(Goal of the exercise):
Across these entries, how many lines contain the word "cloudy"? Answer with only the number.

(Data about app and page elements):
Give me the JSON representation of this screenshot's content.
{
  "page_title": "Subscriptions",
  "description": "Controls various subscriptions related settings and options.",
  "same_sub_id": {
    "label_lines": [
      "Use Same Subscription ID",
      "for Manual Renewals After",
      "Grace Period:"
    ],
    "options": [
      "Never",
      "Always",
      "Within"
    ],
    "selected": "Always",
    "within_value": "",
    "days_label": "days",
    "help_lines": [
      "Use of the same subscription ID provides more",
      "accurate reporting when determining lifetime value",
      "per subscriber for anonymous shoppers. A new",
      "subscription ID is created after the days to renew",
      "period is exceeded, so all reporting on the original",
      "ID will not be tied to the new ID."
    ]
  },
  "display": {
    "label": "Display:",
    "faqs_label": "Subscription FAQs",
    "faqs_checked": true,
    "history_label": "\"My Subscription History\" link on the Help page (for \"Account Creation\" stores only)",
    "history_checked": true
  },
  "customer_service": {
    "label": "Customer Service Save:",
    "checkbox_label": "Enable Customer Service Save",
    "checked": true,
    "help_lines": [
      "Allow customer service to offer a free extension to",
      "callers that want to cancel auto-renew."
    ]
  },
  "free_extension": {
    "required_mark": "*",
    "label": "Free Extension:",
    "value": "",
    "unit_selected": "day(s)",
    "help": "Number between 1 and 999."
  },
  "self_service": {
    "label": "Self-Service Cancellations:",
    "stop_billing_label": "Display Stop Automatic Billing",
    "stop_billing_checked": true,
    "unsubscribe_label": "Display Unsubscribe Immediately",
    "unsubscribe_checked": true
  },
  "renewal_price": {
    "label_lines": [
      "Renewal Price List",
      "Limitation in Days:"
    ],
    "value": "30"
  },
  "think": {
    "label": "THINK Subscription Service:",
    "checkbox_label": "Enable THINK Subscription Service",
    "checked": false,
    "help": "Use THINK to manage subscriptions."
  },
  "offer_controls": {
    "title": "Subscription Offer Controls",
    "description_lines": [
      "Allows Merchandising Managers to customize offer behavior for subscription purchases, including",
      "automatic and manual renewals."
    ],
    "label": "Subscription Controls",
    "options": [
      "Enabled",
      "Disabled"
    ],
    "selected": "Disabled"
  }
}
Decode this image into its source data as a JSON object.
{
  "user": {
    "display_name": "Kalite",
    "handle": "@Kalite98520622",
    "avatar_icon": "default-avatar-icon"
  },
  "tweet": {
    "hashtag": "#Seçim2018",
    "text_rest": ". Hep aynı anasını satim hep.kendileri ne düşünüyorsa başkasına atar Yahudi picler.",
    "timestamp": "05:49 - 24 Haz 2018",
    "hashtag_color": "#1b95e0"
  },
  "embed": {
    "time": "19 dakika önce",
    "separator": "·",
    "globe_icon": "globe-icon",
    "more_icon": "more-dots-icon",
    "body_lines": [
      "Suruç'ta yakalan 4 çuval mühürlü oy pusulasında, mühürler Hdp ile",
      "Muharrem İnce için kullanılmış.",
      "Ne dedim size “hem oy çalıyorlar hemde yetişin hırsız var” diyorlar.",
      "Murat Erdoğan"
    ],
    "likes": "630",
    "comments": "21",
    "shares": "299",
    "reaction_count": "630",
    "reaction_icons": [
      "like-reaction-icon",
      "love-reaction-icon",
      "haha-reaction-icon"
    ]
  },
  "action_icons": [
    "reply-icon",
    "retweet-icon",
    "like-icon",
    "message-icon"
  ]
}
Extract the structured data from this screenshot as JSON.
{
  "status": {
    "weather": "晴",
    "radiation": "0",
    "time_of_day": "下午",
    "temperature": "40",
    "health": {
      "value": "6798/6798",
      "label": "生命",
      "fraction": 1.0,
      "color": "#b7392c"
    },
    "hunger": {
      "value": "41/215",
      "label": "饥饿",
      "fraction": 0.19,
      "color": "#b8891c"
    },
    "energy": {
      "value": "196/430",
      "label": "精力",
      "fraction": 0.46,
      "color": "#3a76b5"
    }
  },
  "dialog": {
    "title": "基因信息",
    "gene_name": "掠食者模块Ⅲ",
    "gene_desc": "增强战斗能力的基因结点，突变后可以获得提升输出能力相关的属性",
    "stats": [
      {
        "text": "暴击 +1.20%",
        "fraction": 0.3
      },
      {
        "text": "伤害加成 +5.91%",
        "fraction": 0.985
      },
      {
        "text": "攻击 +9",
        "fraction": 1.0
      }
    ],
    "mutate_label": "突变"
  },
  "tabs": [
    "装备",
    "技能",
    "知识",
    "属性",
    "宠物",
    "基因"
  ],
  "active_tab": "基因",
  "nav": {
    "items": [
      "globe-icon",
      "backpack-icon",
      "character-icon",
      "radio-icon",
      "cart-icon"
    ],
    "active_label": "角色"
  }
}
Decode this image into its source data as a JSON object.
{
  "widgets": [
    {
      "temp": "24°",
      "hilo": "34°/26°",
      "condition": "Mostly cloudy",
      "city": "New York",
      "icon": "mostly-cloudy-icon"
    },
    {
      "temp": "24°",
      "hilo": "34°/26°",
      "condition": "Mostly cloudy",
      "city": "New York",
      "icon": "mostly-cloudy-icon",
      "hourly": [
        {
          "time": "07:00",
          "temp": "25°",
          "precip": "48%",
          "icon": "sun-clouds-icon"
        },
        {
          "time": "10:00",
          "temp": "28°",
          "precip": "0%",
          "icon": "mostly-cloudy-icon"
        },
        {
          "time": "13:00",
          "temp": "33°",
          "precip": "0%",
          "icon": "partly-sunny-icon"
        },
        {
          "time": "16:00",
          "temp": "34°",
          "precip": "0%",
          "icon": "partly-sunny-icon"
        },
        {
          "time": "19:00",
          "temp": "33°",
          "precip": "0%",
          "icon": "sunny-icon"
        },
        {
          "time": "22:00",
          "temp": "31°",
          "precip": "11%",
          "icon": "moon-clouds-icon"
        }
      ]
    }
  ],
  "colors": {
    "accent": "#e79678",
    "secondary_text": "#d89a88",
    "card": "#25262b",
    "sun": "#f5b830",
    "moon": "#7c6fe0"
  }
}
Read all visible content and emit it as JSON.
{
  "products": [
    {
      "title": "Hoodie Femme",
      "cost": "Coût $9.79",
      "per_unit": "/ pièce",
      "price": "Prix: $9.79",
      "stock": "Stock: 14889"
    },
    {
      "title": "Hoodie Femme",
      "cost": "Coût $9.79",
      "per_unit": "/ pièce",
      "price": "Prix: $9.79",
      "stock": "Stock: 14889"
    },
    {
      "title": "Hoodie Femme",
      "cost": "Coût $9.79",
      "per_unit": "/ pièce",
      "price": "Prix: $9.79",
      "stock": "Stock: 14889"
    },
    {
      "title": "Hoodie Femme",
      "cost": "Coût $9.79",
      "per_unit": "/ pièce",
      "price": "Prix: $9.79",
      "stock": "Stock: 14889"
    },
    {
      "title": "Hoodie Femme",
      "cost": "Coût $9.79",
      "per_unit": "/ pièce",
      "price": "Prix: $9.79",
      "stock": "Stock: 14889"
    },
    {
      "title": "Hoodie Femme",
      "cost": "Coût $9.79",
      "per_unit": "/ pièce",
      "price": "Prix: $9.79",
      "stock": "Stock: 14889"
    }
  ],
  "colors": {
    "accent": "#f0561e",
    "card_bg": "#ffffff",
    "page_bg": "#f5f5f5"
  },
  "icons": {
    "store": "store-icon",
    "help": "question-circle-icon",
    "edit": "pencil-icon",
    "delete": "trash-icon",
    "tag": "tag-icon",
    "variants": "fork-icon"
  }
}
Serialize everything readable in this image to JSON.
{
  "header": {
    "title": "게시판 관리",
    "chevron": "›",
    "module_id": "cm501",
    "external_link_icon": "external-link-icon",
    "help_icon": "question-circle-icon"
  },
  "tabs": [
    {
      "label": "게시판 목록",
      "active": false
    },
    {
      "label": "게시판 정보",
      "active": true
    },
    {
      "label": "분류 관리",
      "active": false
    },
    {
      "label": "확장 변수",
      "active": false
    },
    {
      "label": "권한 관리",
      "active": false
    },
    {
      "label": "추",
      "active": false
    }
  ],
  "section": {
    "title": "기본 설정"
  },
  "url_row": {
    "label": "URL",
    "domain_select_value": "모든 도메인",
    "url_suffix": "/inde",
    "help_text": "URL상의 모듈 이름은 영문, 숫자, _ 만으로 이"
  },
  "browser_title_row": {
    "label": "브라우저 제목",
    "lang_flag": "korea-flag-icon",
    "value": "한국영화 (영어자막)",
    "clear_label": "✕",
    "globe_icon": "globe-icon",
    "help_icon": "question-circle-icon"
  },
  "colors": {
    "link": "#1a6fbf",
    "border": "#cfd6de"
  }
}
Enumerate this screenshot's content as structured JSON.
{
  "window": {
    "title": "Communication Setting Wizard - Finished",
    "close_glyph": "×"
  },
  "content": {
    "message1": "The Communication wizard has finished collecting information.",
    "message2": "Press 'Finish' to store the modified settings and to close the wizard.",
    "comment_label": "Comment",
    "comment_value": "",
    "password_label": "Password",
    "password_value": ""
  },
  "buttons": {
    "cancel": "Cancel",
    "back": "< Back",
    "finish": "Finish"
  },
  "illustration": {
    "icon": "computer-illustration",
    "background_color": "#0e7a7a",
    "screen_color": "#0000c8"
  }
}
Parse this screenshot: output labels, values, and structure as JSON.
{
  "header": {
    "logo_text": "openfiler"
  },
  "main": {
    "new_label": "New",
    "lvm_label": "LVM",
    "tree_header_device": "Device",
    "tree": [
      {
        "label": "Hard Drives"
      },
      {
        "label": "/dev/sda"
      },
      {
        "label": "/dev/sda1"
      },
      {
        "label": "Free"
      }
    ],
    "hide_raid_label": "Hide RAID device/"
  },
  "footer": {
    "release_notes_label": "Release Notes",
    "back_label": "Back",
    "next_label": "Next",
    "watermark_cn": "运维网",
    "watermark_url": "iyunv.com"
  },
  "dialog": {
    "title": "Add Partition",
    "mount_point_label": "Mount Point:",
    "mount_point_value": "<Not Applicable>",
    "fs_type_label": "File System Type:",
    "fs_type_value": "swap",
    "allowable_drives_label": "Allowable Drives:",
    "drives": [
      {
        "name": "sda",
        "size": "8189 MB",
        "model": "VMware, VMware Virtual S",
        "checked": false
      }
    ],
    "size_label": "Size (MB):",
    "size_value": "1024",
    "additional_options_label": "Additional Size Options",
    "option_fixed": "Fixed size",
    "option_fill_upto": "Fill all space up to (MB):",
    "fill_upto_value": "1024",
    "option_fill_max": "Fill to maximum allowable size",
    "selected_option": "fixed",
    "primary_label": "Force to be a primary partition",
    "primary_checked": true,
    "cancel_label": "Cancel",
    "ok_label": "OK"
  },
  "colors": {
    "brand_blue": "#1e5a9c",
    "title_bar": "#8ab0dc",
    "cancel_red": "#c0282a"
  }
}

(Answer box):
5